Why Arnold Schwarzenegger’s Cast Forced The Running Man Screenwriter To Step Away From Stephen King’s Book

Anyone who has read Stephen King’s novel The running man is almost surely aware that the 1987 film adaptation starring Arnold Schwarzenegger is far from faithful. Both are dystopian stories centered around a protagonist named Ben Richards who takes part in a killer game show, but the book and film take that idea in very different directions.

Reflecting on King’s work, one can see several reasons why bringing it to the big screen would be difficult, but according to screenwriter Steven de Souza, it was really the planned project as a Schwarzenegger vehicle that prevented greater fidelity. . Why? Because Ben Richards in the novel is a sickly, hopeless, unemployed individual, and de Souza doesn’t think the public would accept the idea that a person who looks like The predator star would never be out of work.

Steven de Souza elucidated this part of the Stephen King adaptation story when I spoke to him last summer before The running manupcoming 35th anniversary. He talked about the origins of the project and its relationship to the book (which was published under King’s pseudonym, Richard Bachman), and he explained how Arnold Schwarzenegger’s casting forced him to go in a different direction. with the plot as what is presented on the page. Says the filmmaker,

Well, one of the things that happened here is the guy who bought the book, he decided he was going to be a screenwriter and he actually wrote a screenplay – which was a screenplay written by someone who had never written a screenplay. And it was an attempt to literally be the book, and it just wasn’t doable. So we made a fresh start. And when I walked into it, when I had my first meeting, I said, ‘Look, this story is about a dystopian future that’s so bad that everybody’s out of a job. I find it hard to believe that Arnold Schwarzenegger is unemployed, even in a dystopian future!’

It is a logical point. When an individual has muscles as big as Arnold Schwarzenegger, he is still employable due to his physical strength. Even in a fully automated world, there will be a need for strong people to pick up and carry heavy objects, ensuring that they are never out of work for long. Or as Steven de Souza said.

I mean, couldn’t you get a job delivering pianos door to door? I mean, they need someone to put the wall up to prevent the [zombies]. It’s just impossible to believe looking at him that he can’t find a job.

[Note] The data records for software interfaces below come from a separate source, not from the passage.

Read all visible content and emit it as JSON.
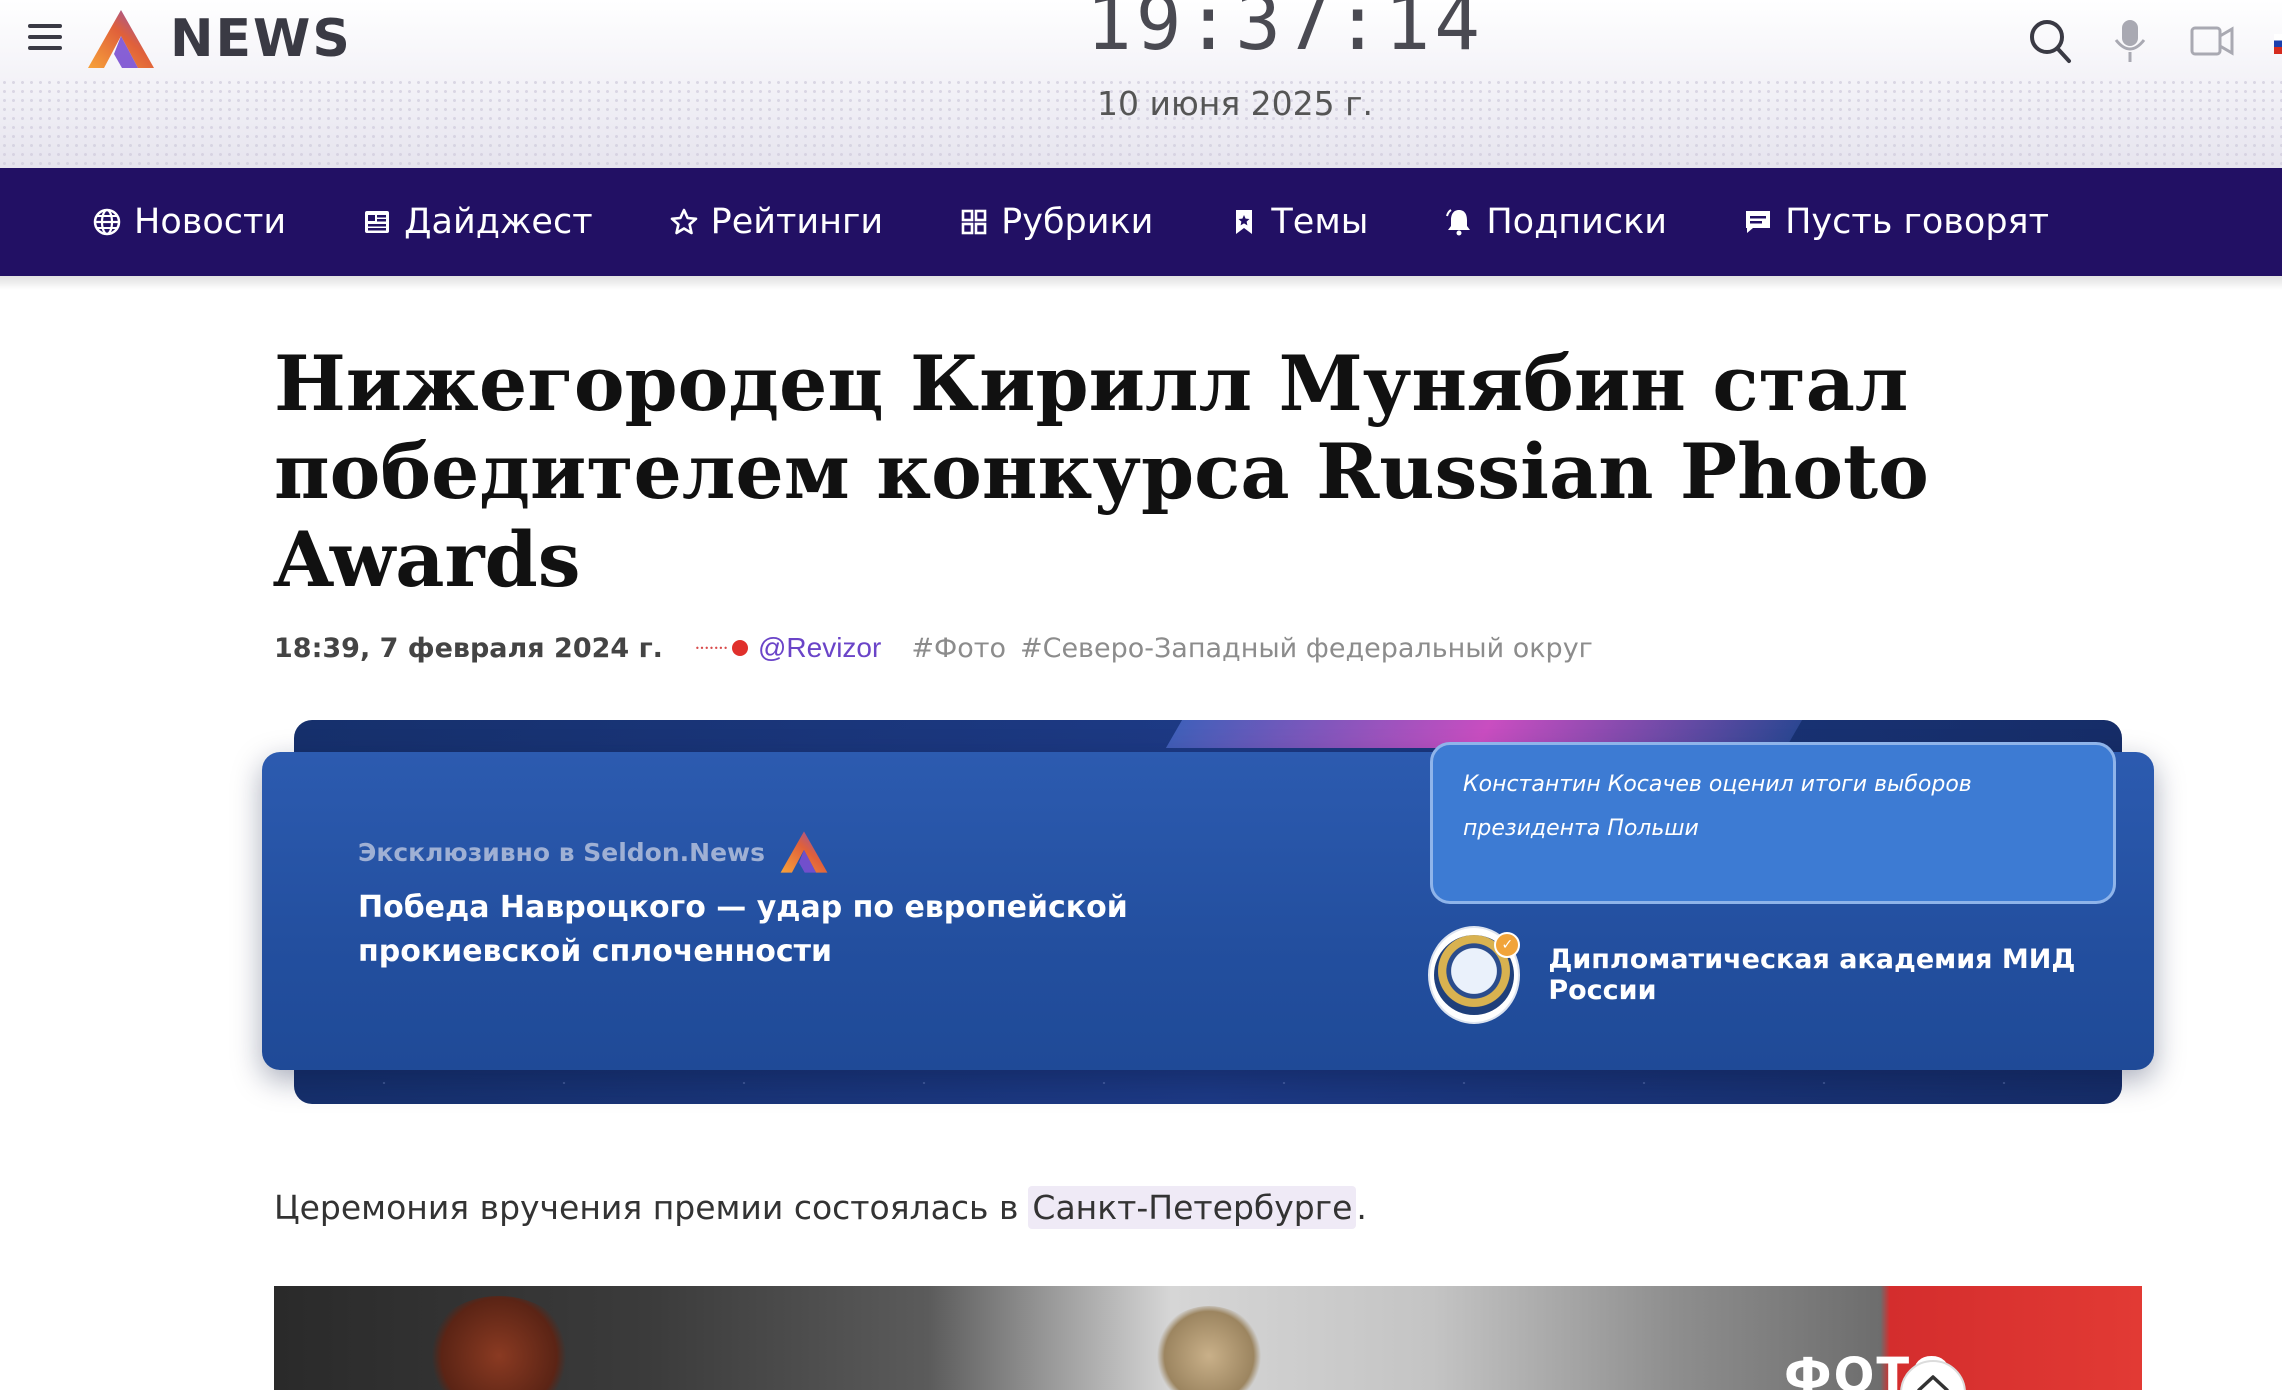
{
  "header": {
    "logo_text": "NEWS",
    "clock": "19:37:14",
    "date": "10 июня 2025 г."
  },
  "nav": {
    "items": [
      {
        "label": "Новости",
        "icon": "globe-icon"
      },
      {
        "label": "Дайджест",
        "icon": "digest-icon"
      },
      {
        "label": "Рейтинги",
        "icon": "star-icon"
      },
      {
        "label": "Рубрики",
        "icon": "grid-icon"
      },
      {
        "label": "Темы",
        "icon": "bookmark-icon"
      },
      {
        "label": "Подписки",
        "icon": "bell-icon"
      },
      {
        "label": "Пусть говорят",
        "icon": "chat-icon"
      }
    ]
  },
  "article": {
    "title": "Нижегородец Кирилл Мунябин стал победителем конкурса Russian Photo Awards",
    "published": "18:39, 7 февраля 2024 г.",
    "source_handle": "@Revizor",
    "tags": [
      "#Фото",
      "#Северо-Западный федеральный округ"
    ],
    "lead_text": "Церемония вручения премии состоялась в",
    "lead_link": "Санкт-Петербурге",
    "lead_end": "."
  },
  "promo": {
    "exclusive_label": "Эксклюзивно в Seldon.News",
    "headline": "Победа Навроцкого — удар по европейской прокиевской сплоченности",
    "quote": "Константин Косачев оценил итоги выборов президента Польши",
    "author": "Дипломатическая академия МИД России"
  },
  "photo": {
    "sign_text": "ФОТО"
  },
  "colors": {
    "nav_bg": "#221064",
    "promo_bg": "#234f9f",
    "quote_bg": "#3d7bd3",
    "handle": "#6a44c8",
    "logo_orange": "#f28a2e",
    "logo_purple": "#7a4fd0"
  }
}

At Stephen King’s The running man, Ben Richards is forced to volunteer for the titular game show because his young child has tuberculosis and his wife does not earn enough money for prostitution. This idea wouldn’t play out for the movie, so Steven de Souza gave the character a completely different profile.

The adaptation reimagined Richards as a soldier arrested after breaking orders and thrown into a prison camp. He manages to escape, but is then caught and given the opportunity to participate in America’s most popular game show to try and win back his freedom. This backstory felt much more appropriate and realistic for a character sporting Arnold Schwarzenegger’s physique.

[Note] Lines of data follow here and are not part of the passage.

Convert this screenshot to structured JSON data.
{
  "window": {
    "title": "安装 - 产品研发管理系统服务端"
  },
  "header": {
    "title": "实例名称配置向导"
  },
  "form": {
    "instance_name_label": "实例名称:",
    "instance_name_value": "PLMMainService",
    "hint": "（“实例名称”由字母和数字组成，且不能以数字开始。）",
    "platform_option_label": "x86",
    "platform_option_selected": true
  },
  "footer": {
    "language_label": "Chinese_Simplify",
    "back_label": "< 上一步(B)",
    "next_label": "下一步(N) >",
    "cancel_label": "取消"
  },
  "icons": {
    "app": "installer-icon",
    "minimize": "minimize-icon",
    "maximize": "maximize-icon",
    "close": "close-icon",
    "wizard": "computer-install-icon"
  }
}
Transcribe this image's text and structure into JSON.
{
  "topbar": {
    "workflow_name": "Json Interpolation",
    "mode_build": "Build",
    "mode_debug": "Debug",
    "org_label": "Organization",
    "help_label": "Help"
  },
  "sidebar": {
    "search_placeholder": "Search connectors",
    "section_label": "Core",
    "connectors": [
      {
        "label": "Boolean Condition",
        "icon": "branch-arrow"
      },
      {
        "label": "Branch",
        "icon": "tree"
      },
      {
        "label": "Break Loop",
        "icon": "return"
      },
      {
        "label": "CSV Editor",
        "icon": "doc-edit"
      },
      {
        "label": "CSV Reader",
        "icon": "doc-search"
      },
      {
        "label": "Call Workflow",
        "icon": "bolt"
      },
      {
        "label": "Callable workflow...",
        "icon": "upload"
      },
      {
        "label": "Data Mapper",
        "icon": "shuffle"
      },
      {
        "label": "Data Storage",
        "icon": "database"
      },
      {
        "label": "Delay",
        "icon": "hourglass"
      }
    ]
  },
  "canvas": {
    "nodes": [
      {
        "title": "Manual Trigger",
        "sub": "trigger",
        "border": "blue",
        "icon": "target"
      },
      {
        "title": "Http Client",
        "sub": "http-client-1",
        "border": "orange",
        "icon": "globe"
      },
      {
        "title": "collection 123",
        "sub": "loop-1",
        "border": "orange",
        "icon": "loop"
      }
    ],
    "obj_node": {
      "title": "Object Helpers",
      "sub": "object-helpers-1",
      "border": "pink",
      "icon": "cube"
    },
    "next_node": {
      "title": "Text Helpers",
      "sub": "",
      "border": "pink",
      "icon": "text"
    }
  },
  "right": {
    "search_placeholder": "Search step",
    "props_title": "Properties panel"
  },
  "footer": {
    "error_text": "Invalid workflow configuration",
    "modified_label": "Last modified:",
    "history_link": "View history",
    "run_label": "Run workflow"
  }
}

Making the changes was a smart call for The running man adaptation, and it has helped the film age incredibly well since its first theatrical release in November 1987. one of Arnold Schwarzenegger’s finest films of the era, featuring many of the actor’s best one-liners.

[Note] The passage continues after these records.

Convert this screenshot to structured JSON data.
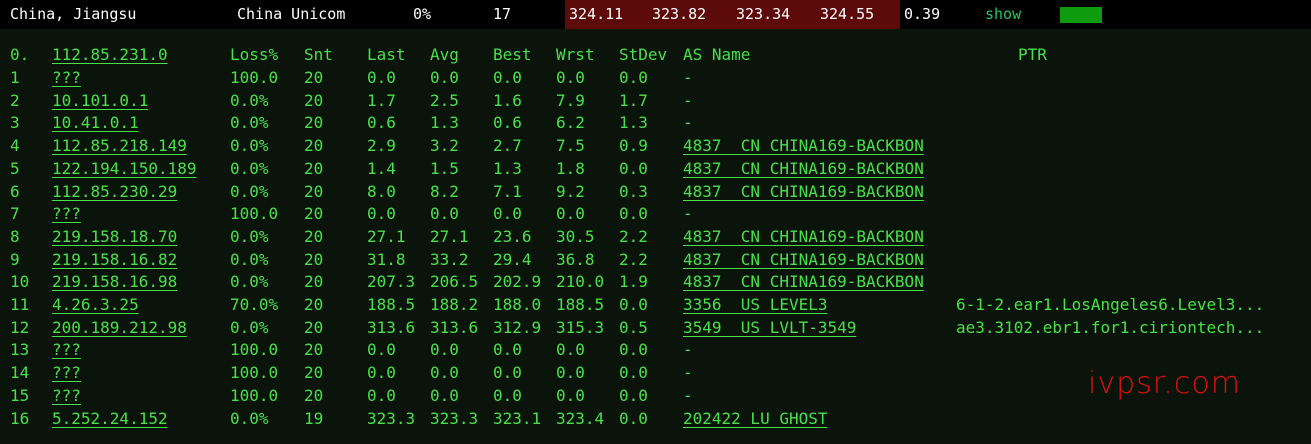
{
  "summary": {
    "location": "China, Jiangsu",
    "isp": "China Unicom",
    "loss": "0%",
    "sent": "17",
    "last": "324.11",
    "avg": "323.82",
    "best": "323.34",
    "worst": "324.55",
    "stdev": "0.39",
    "show_label": "show"
  },
  "headers": {
    "hop": "0.",
    "host": "112.85.231.0",
    "loss": "Loss%",
    "snt": "Snt",
    "last": "Last",
    "avg": "Avg",
    "best": "Best",
    "wrst": "Wrst",
    "stdev": "StDev",
    "as": "AS Name",
    "ptr": "PTR"
  },
  "hops": [
    {
      "n": "1",
      "host": "???",
      "loss": "100.0",
      "snt": "20",
      "last": "0.0",
      "avg": "0.0",
      "best": "0.0",
      "wrst": "0.0",
      "stdev": "0.0",
      "as": "-",
      "as_link": false,
      "ptr": ""
    },
    {
      "n": "2",
      "host": "10.101.0.1",
      "loss": "0.0%",
      "snt": "20",
      "last": "1.7",
      "avg": "2.5",
      "best": "1.6",
      "wrst": "7.9",
      "stdev": "1.7",
      "as": "-",
      "as_link": false,
      "ptr": ""
    },
    {
      "n": "3",
      "host": "10.41.0.1",
      "loss": "0.0%",
      "snt": "20",
      "last": "0.6",
      "avg": "1.3",
      "best": "0.6",
      "wrst": "6.2",
      "stdev": "1.3",
      "as": "-",
      "as_link": false,
      "ptr": ""
    },
    {
      "n": "4",
      "host": "112.85.218.149",
      "loss": "0.0%",
      "snt": "20",
      "last": "2.9",
      "avg": "3.2",
      "best": "2.7",
      "wrst": "7.5",
      "stdev": "0.9",
      "as": "4837  CN CHINA169-BACKBON",
      "as_link": true,
      "ptr": ""
    },
    {
      "n": "5",
      "host": "122.194.150.189",
      "loss": "0.0%",
      "snt": "20",
      "last": "1.4",
      "avg": "1.5",
      "best": "1.3",
      "wrst": "1.8",
      "stdev": "0.0",
      "as": "4837  CN CHINA169-BACKBON",
      "as_link": true,
      "ptr": ""
    },
    {
      "n": "6",
      "host": "112.85.230.29",
      "loss": "0.0%",
      "snt": "20",
      "last": "8.0",
      "avg": "8.2",
      "best": "7.1",
      "wrst": "9.2",
      "stdev": "0.3",
      "as": "4837  CN CHINA169-BACKBON",
      "as_link": true,
      "ptr": ""
    },
    {
      "n": "7",
      "host": "???",
      "loss": "100.0",
      "snt": "20",
      "last": "0.0",
      "avg": "0.0",
      "best": "0.0",
      "wrst": "0.0",
      "stdev": "0.0",
      "as": "-",
      "as_link": false,
      "ptr": ""
    },
    {
      "n": "8",
      "host": "219.158.18.70",
      "loss": "0.0%",
      "snt": "20",
      "last": "27.1",
      "avg": "27.1",
      "best": "23.6",
      "wrst": "30.5",
      "stdev": "2.2",
      "as": "4837  CN CHINA169-BACKBON",
      "as_link": true,
      "ptr": ""
    },
    {
      "n": "9",
      "host": "219.158.16.82",
      "loss": "0.0%",
      "snt": "20",
      "last": "31.8",
      "avg": "33.2",
      "best": "29.4",
      "wrst": "36.8",
      "stdev": "2.2",
      "as": "4837  CN CHINA169-BACKBON",
      "as_link": true,
      "ptr": ""
    },
    {
      "n": "10",
      "host": "219.158.16.98",
      "loss": "0.0%",
      "snt": "20",
      "last": "207.3",
      "avg": "206.5",
      "best": "202.9",
      "wrst": "210.0",
      "stdev": "1.9",
      "as": "4837  CN CHINA169-BACKBON",
      "as_link": true,
      "ptr": ""
    },
    {
      "n": "11",
      "host": "4.26.3.25",
      "loss": "70.0%",
      "snt": "20",
      "last": "188.5",
      "avg": "188.2",
      "best": "188.0",
      "wrst": "188.5",
      "stdev": "0.0",
      "as": "3356  US LEVEL3",
      "as_link": true,
      "ptr": "6-1-2.ear1.LosAngeles6.Level3..."
    },
    {
      "n": "12",
      "host": "200.189.212.98",
      "loss": "0.0%",
      "snt": "20",
      "last": "313.6",
      "avg": "313.6",
      "best": "312.9",
      "wrst": "315.3",
      "stdev": "0.5",
      "as": "3549  US LVLT-3549",
      "as_link": true,
      "ptr": "ae3.3102.ebr1.for1.ciriontech..."
    },
    {
      "n": "13",
      "host": "???",
      "loss": "100.0",
      "snt": "20",
      "last": "0.0",
      "avg": "0.0",
      "best": "0.0",
      "wrst": "0.0",
      "stdev": "0.0",
      "as": "-",
      "as_link": false,
      "ptr": ""
    },
    {
      "n": "14",
      "host": "???",
      "loss": "100.0",
      "snt": "20",
      "last": "0.0",
      "avg": "0.0",
      "best": "0.0",
      "wrst": "0.0",
      "stdev": "0.0",
      "as": "-",
      "as_link": false,
      "ptr": ""
    },
    {
      "n": "15",
      "host": "???",
      "loss": "100.0",
      "snt": "20",
      "last": "0.0",
      "avg": "0.0",
      "best": "0.0",
      "wrst": "0.0",
      "stdev": "0.0",
      "as": "-",
      "as_link": false,
      "ptr": ""
    },
    {
      "n": "16",
      "host": "5.252.24.152",
      "loss": "0.0%",
      "snt": "19",
      "last": "323.3",
      "avg": "323.3",
      "best": "323.1",
      "wrst": "323.4",
      "stdev": "0.0",
      "as": "202422 LU GHOST",
      "as_link": true,
      "ptr": ""
    }
  ],
  "watermark": "ivpsr.com",
  "colors": {
    "text": "#4be04b",
    "panel_bg": "#0b140b",
    "highlight_bg": "#5c0a0a",
    "bar": "#0e9b0e",
    "watermark": "#e01010"
  }
}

For those who want to celebrate in style The running manthe film is available for digital rental and purchase through Amazon Prime Video (opens in a new tab)Apple (opens in a new tab)Vudoo (opens in a new tab)and Google Play (opens in a new tab). Fans can also pre-order the brand new limited edition 4K set (opens in a new tab) which will be released on November 1.